“Expect fireworks!. The transition will not be easy, but it can be managed well ”
4. What are additional considerations when PE investors are involved?
Private equity investors can play a very positive role in helping portfolio companies bring in external professionals. Even when they have a minority stake, their brand equity and involvement in governance matters improves access to high quality external talent. They can also play a proactive role in setting up external hires for success. However they have to strike a delicate balance on multiples counts. Some crucial considerations are:
Plan early and be decisive Given the hiring is often based on soft aspects (culture fit, chemistry fit with the entrepreneur, risk taking ability, EQ, resilience and stability) and not just on hard skills and industry experience, these searches are often longer to close, In addition it can take well over a year for the executive to truly start adding value once he/she joins the company. The reality is that PE players often don’t have the luxury of time once they make an investment. It is therefore absolutely critical to assess the quality of leadership talent early (as early as during the diligence phase itself). It is critical to take decisive calls on senior talent early on in the investment journey.
Make sure the promoter truly buys in to the need and the individual: If an external professional is brought into a senior role without complete buy-in from the promoter, the odds of his/her success are low. At times, given timing pressures, there is a temptation to push things through. But in the long run, without the promoter’s support, it is very difficult for an outsider to succeed.

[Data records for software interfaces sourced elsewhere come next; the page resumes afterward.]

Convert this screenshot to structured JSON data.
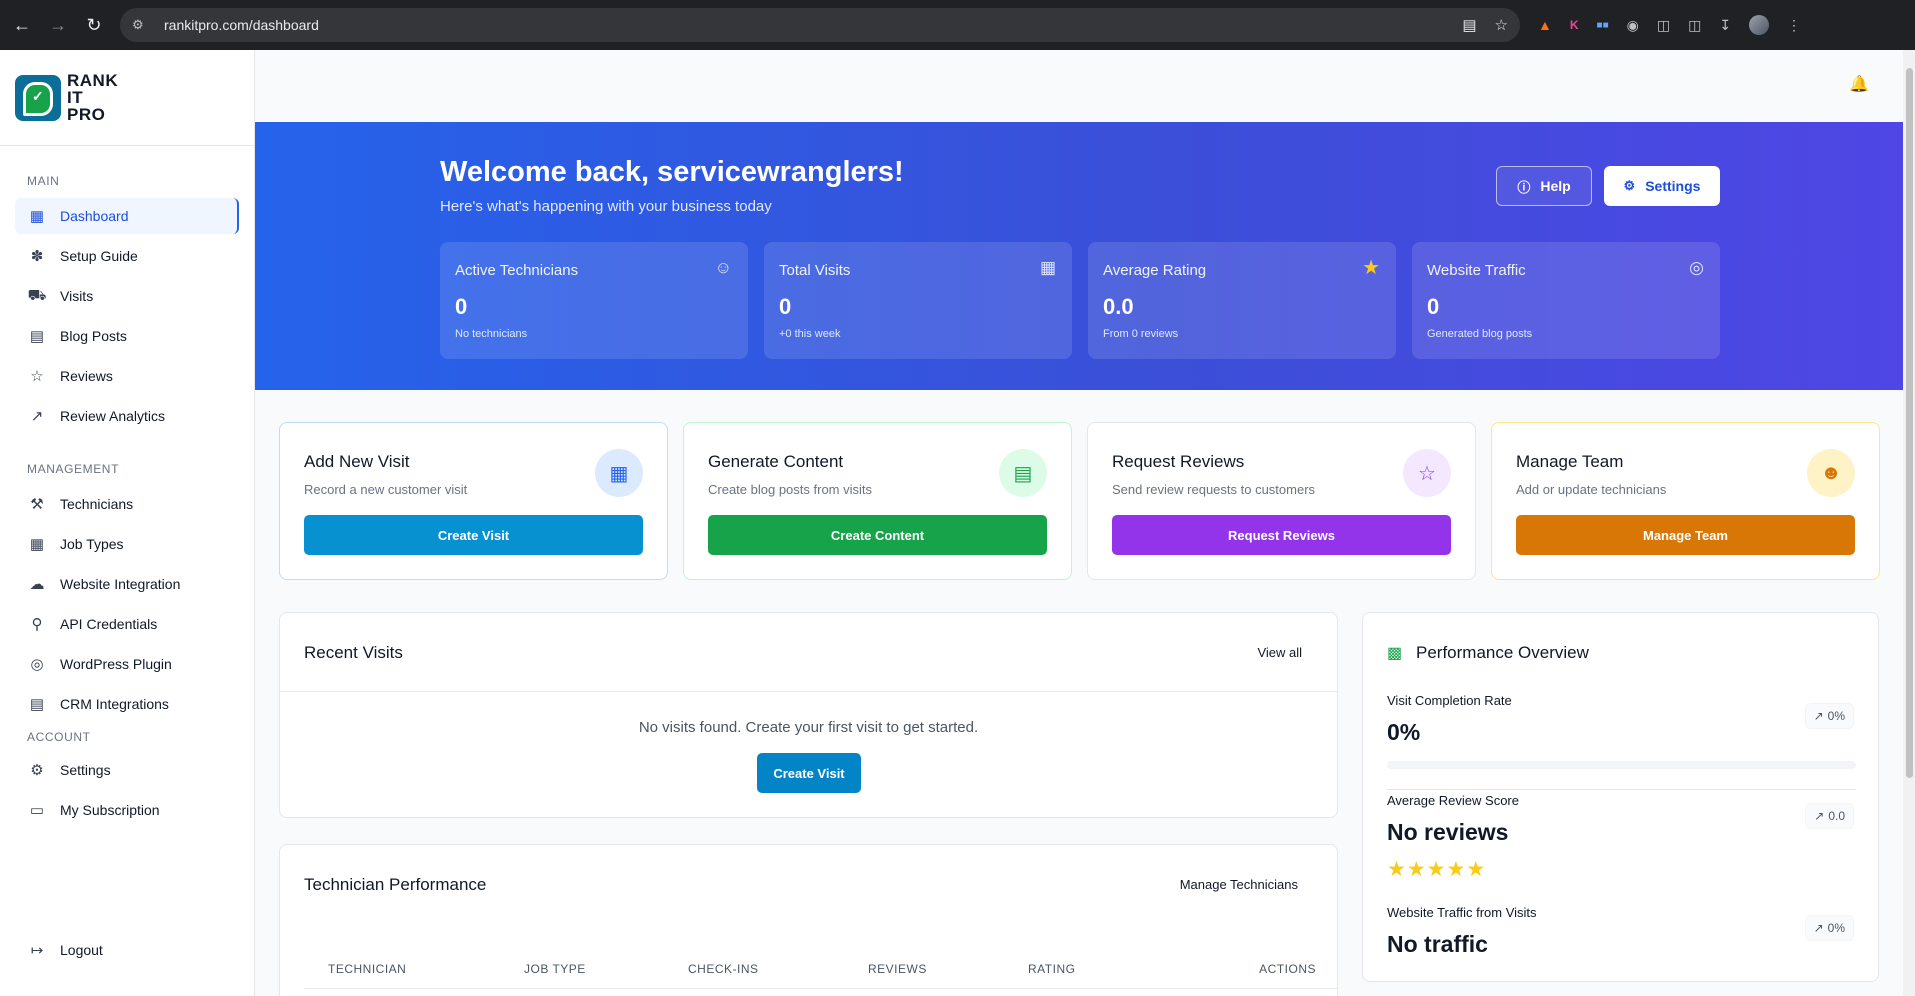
{
  "browser": {
    "url": "rankitpro.com/dashboard"
  },
  "brand": {
    "line1": "RANK",
    "line2": "IT",
    "line3": "PRO"
  },
  "sidebar": {
    "main_label": "MAIN",
    "main_items": [
      {
        "label": "Dashboard",
        "icon": "dashboard-icon",
        "active": true
      },
      {
        "label": "Setup Guide",
        "icon": "setup-icon"
      },
      {
        "label": "Visits",
        "icon": "car-icon"
      },
      {
        "label": "Blog Posts",
        "icon": "file-icon"
      },
      {
        "label": "Reviews",
        "icon": "star-icon"
      },
      {
        "label": "Review Analytics",
        "icon": "chart-line-icon"
      }
    ],
    "management_label": "MANAGEMENT",
    "management_items": [
      {
        "label": "Technicians",
        "icon": "wrench-icon"
      },
      {
        "label": "Job Types",
        "icon": "grid-icon"
      },
      {
        "label": "Website Integration",
        "icon": "cloud-icon"
      },
      {
        "label": "API Credentials",
        "icon": "lock-icon"
      },
      {
        "label": "WordPress Plugin",
        "icon": "globe-icon"
      },
      {
        "label": "CRM Integrations",
        "icon": "clipboard-icon"
      }
    ],
    "account_label": "ACCOUNT",
    "account_items": [
      {
        "label": "Settings",
        "icon": "gear-icon"
      },
      {
        "label": "My Subscription",
        "icon": "card-icon"
      }
    ],
    "logout_label": "Logout"
  },
  "hero": {
    "title": "Welcome back, servicewranglers!",
    "subtitle": "Here's what's happening with your business today",
    "help_label": "Help",
    "settings_label": "Settings",
    "stats": [
      {
        "title": "Active Technicians",
        "value": "0",
        "note": "No technicians",
        "icon": "user-icon"
      },
      {
        "title": "Total Visits",
        "value": "0",
        "note": "+0 this week",
        "icon": "calendar-icon"
      },
      {
        "title": "Average Rating",
        "value": "0.0",
        "note": "From 0 reviews",
        "icon": "star-icon"
      },
      {
        "title": "Website Traffic",
        "value": "0",
        "note": "Generated blog posts",
        "icon": "globe-icon"
      }
    ]
  },
  "actions": [
    {
      "title": "Add New Visit",
      "desc": "Record a new customer visit",
      "button": "Create Visit",
      "color": "#0891d1",
      "icon": "calendar-icon"
    },
    {
      "title": "Generate Content",
      "desc": "Create blog posts from visits",
      "button": "Create Content",
      "color": "#16a34a",
      "icon": "document-icon"
    },
    {
      "title": "Request Reviews",
      "desc": "Send review requests to customers",
      "button": "Request Reviews",
      "color": "#9333ea",
      "icon": "star-icon"
    },
    {
      "title": "Manage Team",
      "desc": "Add or update technicians",
      "button": "Manage Team",
      "color": "#d97706",
      "icon": "users-icon"
    }
  ],
  "recent_visits": {
    "title": "Recent Visits",
    "view_all": "View all",
    "empty": "No visits found. Create your first visit to get started.",
    "button": "Create Visit"
  },
  "technician_performance": {
    "title": "Technician Performance",
    "link": "Manage Technicians",
    "columns": [
      "TECHNICIAN",
      "JOB TYPE",
      "CHECK-INS",
      "REVIEWS",
      "RATING",
      "ACTIONS"
    ]
  },
  "performance": {
    "title": "Performance Overview",
    "completion_label": "Visit Completion Rate",
    "completion_value": "0%",
    "completion_trend": "0%",
    "completion_fraction": 0,
    "review_label": "Average Review Score",
    "review_value": "No reviews",
    "review_trend": "0.0",
    "traffic_label": "Website Traffic from Visits",
    "traffic_value": "No traffic",
    "traffic_trend": "0%"
  }
}
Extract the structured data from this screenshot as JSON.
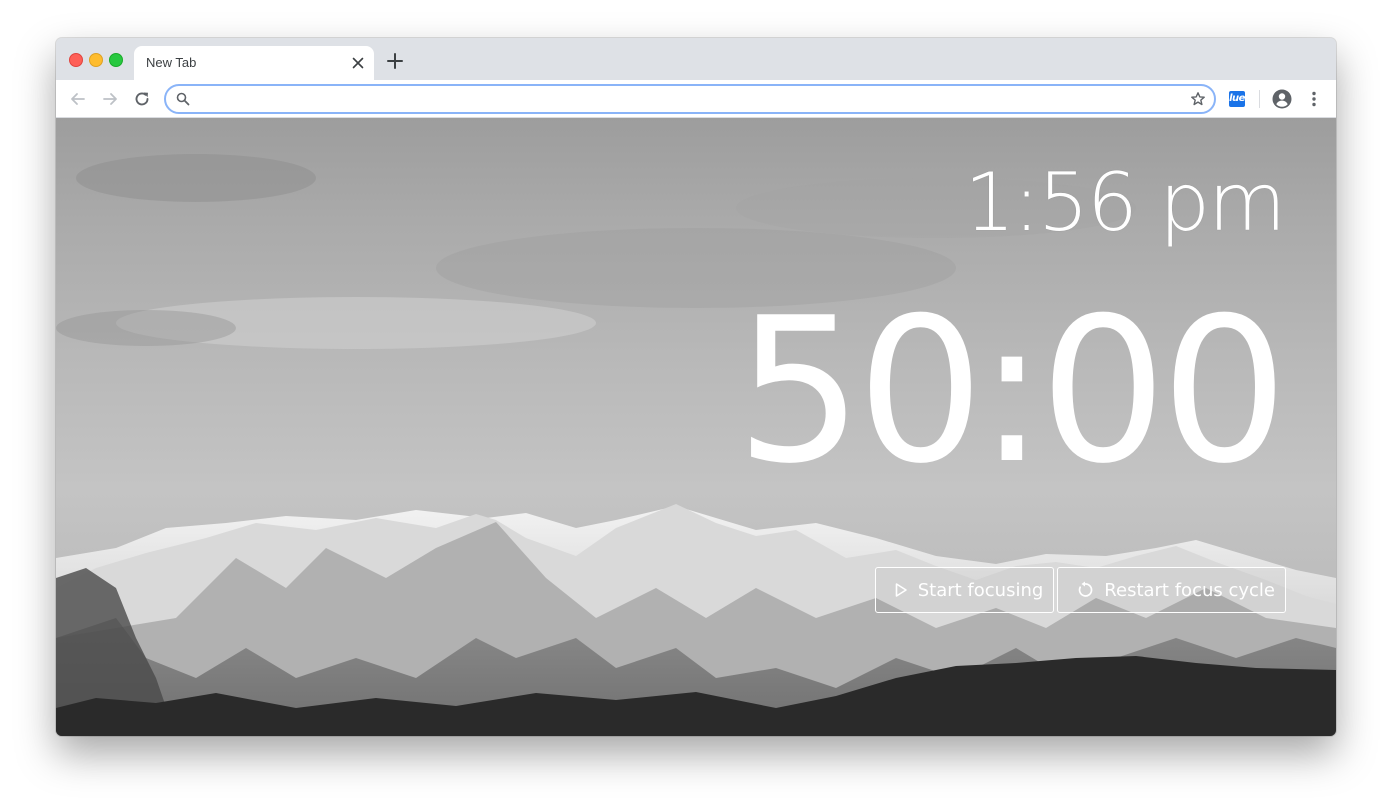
{
  "browser": {
    "tab": {
      "title": "New Tab",
      "close_icon": "close-icon"
    },
    "new_tab_icon": "plus-icon",
    "toolbar": {
      "back_icon": "arrow-left-icon",
      "forward_icon": "arrow-right-icon",
      "reload_icon": "reload-icon",
      "omnibox": {
        "value": "",
        "search_icon": "search-icon",
        "star_icon": "star-icon"
      },
      "extension_label": "lue",
      "profile_icon": "account-circle-icon",
      "menu_icon": "more-vert-icon"
    }
  },
  "page": {
    "clock": "1:56 pm",
    "timer": "50:00",
    "buttons": {
      "start": "Start focusing",
      "restart": "Restart focus cycle"
    }
  },
  "colors": {
    "accent": "#8ab4f8",
    "text_on_image": "#ffffff"
  }
}
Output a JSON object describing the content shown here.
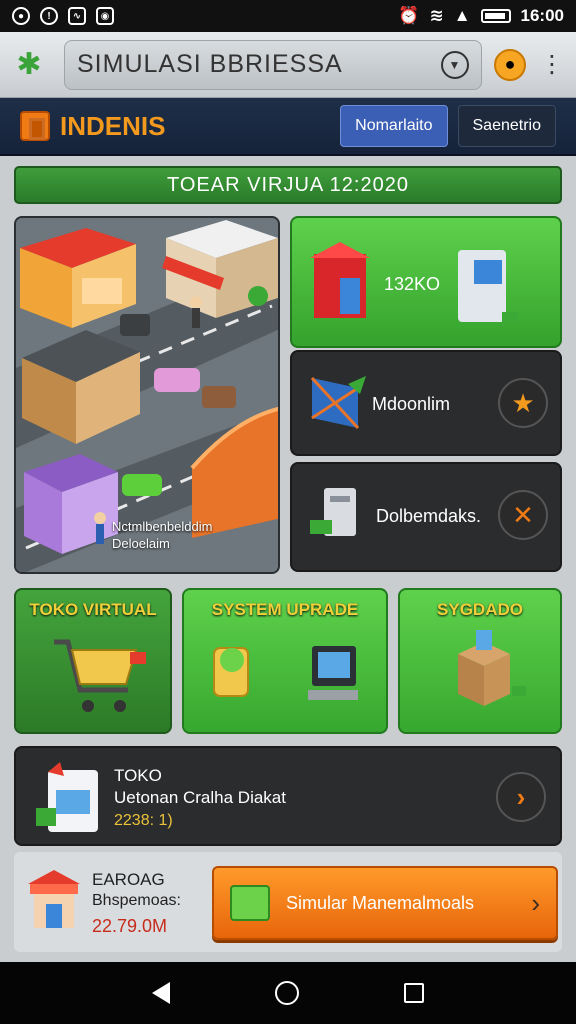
{
  "statusbar": {
    "time": "16:00"
  },
  "appbar": {
    "url": "SIMULASI BBRIESSA"
  },
  "header": {
    "brand": "INDENIS",
    "tab_primary": "Nomarlaito",
    "tab_secondary": "Saenetrio"
  },
  "banner": {
    "text": "TOEAR VIRJUA 12:2020"
  },
  "map": {
    "caption_line1": "Nctmlbenbelddim",
    "caption_line2": "Deloelaim"
  },
  "cards": {
    "card1_value": "132KO",
    "card2_label": "Mdoonlim",
    "card3_label": "Dolbemdaks."
  },
  "tiles": [
    {
      "title": "TOKO VIRTUAL"
    },
    {
      "title": "SYSTEM UPRADE"
    },
    {
      "title": "SYGDADO"
    }
  ],
  "toko": {
    "title": "TOKO",
    "subtitle": "Uetonan Cralha Diakat",
    "number": "2238: 1)"
  },
  "bottom": {
    "title": "EAROAG",
    "subtitle": "Bhspemoas:",
    "value": "22.79.0M",
    "button": "Simular Manemalmoals"
  },
  "colors": {
    "accent_green": "#4cbf3f",
    "accent_orange": "#f07b14",
    "header_blue": "#1f2f48"
  }
}
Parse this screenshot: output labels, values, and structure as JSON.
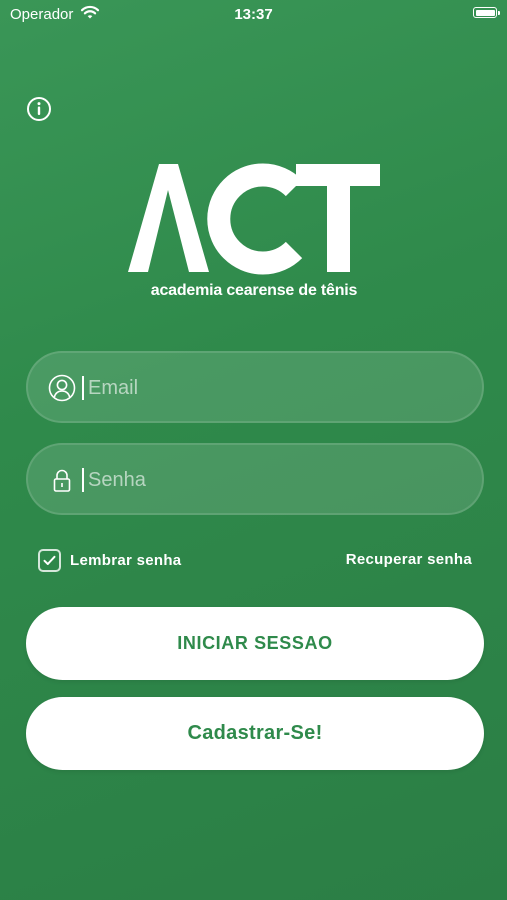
{
  "status_bar": {
    "carrier": "Operador",
    "time": "13:37",
    "icons": [
      "wifi-icon",
      "battery-icon"
    ]
  },
  "header": {
    "info_icon": "info-icon"
  },
  "logo": {
    "wordmark": "ACT",
    "tagline": "academia cearense de tênis"
  },
  "form": {
    "email": {
      "placeholder": "Email",
      "value": "",
      "icon": "user-icon"
    },
    "password": {
      "placeholder": "Senha",
      "value": "",
      "icon": "lock-icon"
    },
    "remember": {
      "label": "Lembrar senha",
      "checked": true
    },
    "recover_label": "Recuperar senha"
  },
  "buttons": {
    "login": "INICIAR SESSAO",
    "signup": "Cadastrar-Se!"
  },
  "colors": {
    "background": "#2f8a4b",
    "accent_text": "#2f8a4b",
    "button_bg": "#ffffff"
  }
}
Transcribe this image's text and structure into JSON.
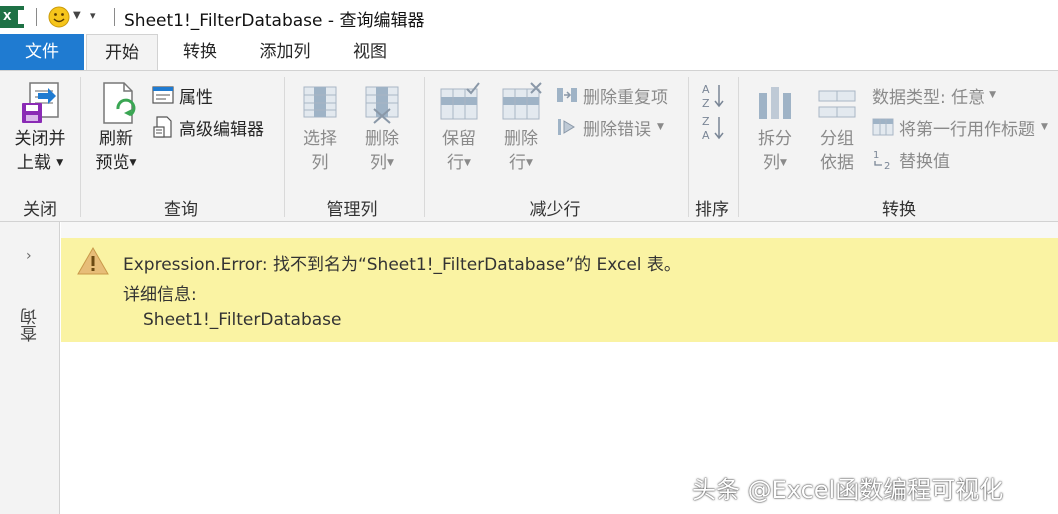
{
  "titlebar": {
    "app_icon_text": "X",
    "window_title": "Sheet1!_FilterDatabase - 查询编辑器"
  },
  "tabs": [
    {
      "label": "文件"
    },
    {
      "label": "开始"
    },
    {
      "label": "转换"
    },
    {
      "label": "添加列"
    },
    {
      "label": "视图"
    }
  ],
  "ribbon": {
    "close_group": {
      "btn_line1": "关闭并",
      "btn_line2": "上载",
      "group_label": "关闭"
    },
    "query_group": {
      "refresh_line1": "刷新",
      "refresh_line2": "预览",
      "properties": "属性",
      "advanced_editor": "高级编辑器",
      "group_label": "查询"
    },
    "manage_columns_group": {
      "choose_line1": "选择",
      "choose_line2": "列",
      "remove_line1": "删除",
      "remove_line2": "列",
      "group_label": "管理列"
    },
    "reduce_rows_group": {
      "keep_line1": "保留",
      "keep_line2": "行",
      "remove_line1": "删除",
      "remove_line2": "行",
      "remove_duplicates": "删除重复项",
      "remove_errors": "删除错误",
      "group_label": "减少行"
    },
    "sort_group": {
      "group_label": "排序"
    },
    "transform_group": {
      "split_line1": "拆分",
      "split_line2": "列",
      "group_line1": "分组",
      "group_line2": "依据",
      "data_type": "数据类型: 任意",
      "first_row_header": "将第一行用作标题",
      "replace_values": "替换值",
      "group_label": "转换"
    }
  },
  "queries_pane": {
    "label": "查询"
  },
  "error": {
    "message": "Expression.Error: 找不到名为“Sheet1!_FilterDatabase”的 Excel 表。",
    "details_label": "详细信息:",
    "details_value": "Sheet1!_FilterDatabase"
  },
  "watermark": "头条 @Excel函数编程可视化",
  "colors": {
    "file_tab": "#1f7bd1",
    "excel_green": "#1e7145",
    "error_band": "#faf3a3",
    "ribbon_bg": "#f3f3f3"
  }
}
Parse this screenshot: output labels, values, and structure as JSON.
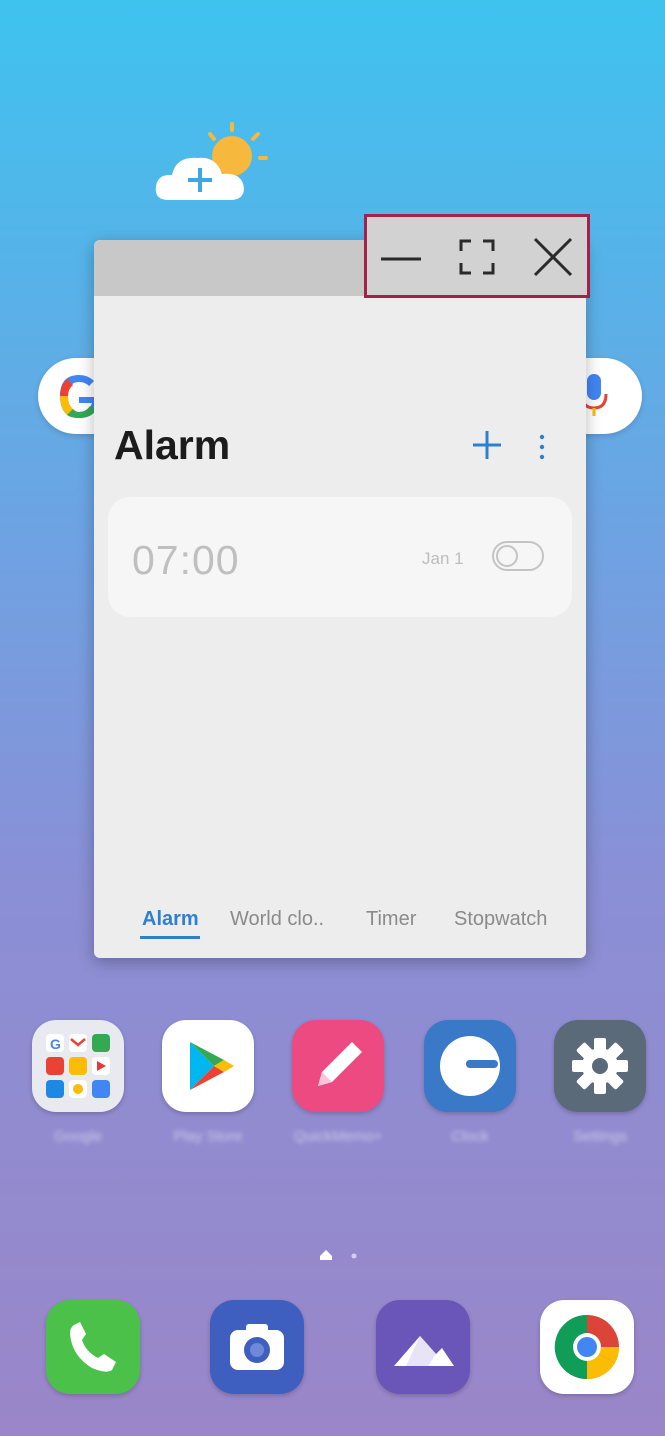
{
  "popup": {
    "title": "Alarm",
    "alarm_time": "07:00",
    "alarm_date": "Jan 1",
    "tabs": [
      "Alarm",
      "World clo..",
      "Timer",
      "Stopwatch"
    ],
    "active_tab": "Alarm"
  },
  "window_controls": [
    "minimize",
    "maximize",
    "close"
  ],
  "apps": [
    {
      "label": "Google",
      "icon": "google-folder-icon"
    },
    {
      "label": "Play Store",
      "icon": "play-store-icon"
    },
    {
      "label": "QuickMemo+",
      "icon": "quickmemo-icon"
    },
    {
      "label": "Clock",
      "icon": "clock-icon"
    },
    {
      "label": "Settings",
      "icon": "gear-icon"
    }
  ],
  "dock": [
    {
      "icon": "phone-icon"
    },
    {
      "icon": "camera-icon"
    },
    {
      "icon": "gallery-icon"
    },
    {
      "icon": "chrome-icon"
    }
  ],
  "colors": {
    "accent": "#2f7fcf",
    "highlight_border": "#a4214a"
  }
}
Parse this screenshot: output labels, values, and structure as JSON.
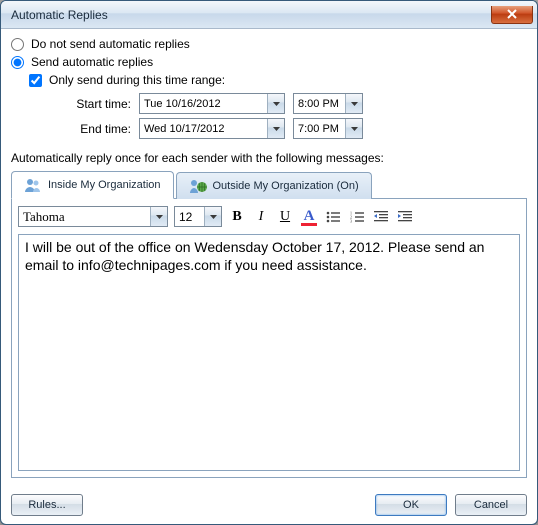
{
  "window": {
    "title": "Automatic Replies"
  },
  "options": {
    "dont_send_label": "Do not send automatic replies",
    "send_label": "Send automatic replies",
    "time_range_label": "Only send during this time range:",
    "start_label": "Start time:",
    "end_label": "End time:",
    "start_date": "Tue 10/16/2012",
    "start_time": "8:00 PM",
    "end_date": "Wed 10/17/2012",
    "end_time": "7:00 PM"
  },
  "section_label": "Automatically reply once for each sender with the following messages:",
  "tabs": {
    "inside_label": "Inside My Organization",
    "outside_label": "Outside My Organization (On)"
  },
  "editor": {
    "font": "Tahoma",
    "size": "12",
    "B": "B",
    "I": "I",
    "U": "U",
    "A": "A",
    "body": "I will be out of the office on Wedensday October 17, 2012. Please send an email to info@technipages.com if you need assistance."
  },
  "footer": {
    "rules_label": "Rules...",
    "ok_label": "OK",
    "cancel_label": "Cancel"
  }
}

Investing the time in building the need and managing the hiring process with sensitivity is a must.
Position the professional as a representative of the organization and not the fund: This is important, even if the PE investor has a controlling stake. The executive has to represent the interests of the company. Without being positioned appropriately it is close to impossible for the executive to win the trust of his/her team and work with other stakeholders
Be patient and realistic in expectations: Executives joining portfolio companies face tremendous pressure to deliver quickly against aggressive business plans that underpin the fund’s investment thesis. One executive likened the situation to a Twenty-Twenty cricket match, where a new batsman comes in with 5 overs to spare and with a monumental asking rate!. While it is important for the PE fund to bring in talent who can rise up to a pressure cooker situation, they must also be patient and recognize that the executive needs time and support to deliver.
Proactively play the role of a coach: PE investors often play an active role in recruiting talent, but step back during the integration phase. This can be a costly mistake, particularly when the organization is not accustomed to hiring senior external talent. The PE partner knows the company context much better than the individual coming in. He/ she can therefore add huge value by coaching both promoter and executive through the integration journey.
“If the promoter is not fully bought in, the professional could be “made to fail”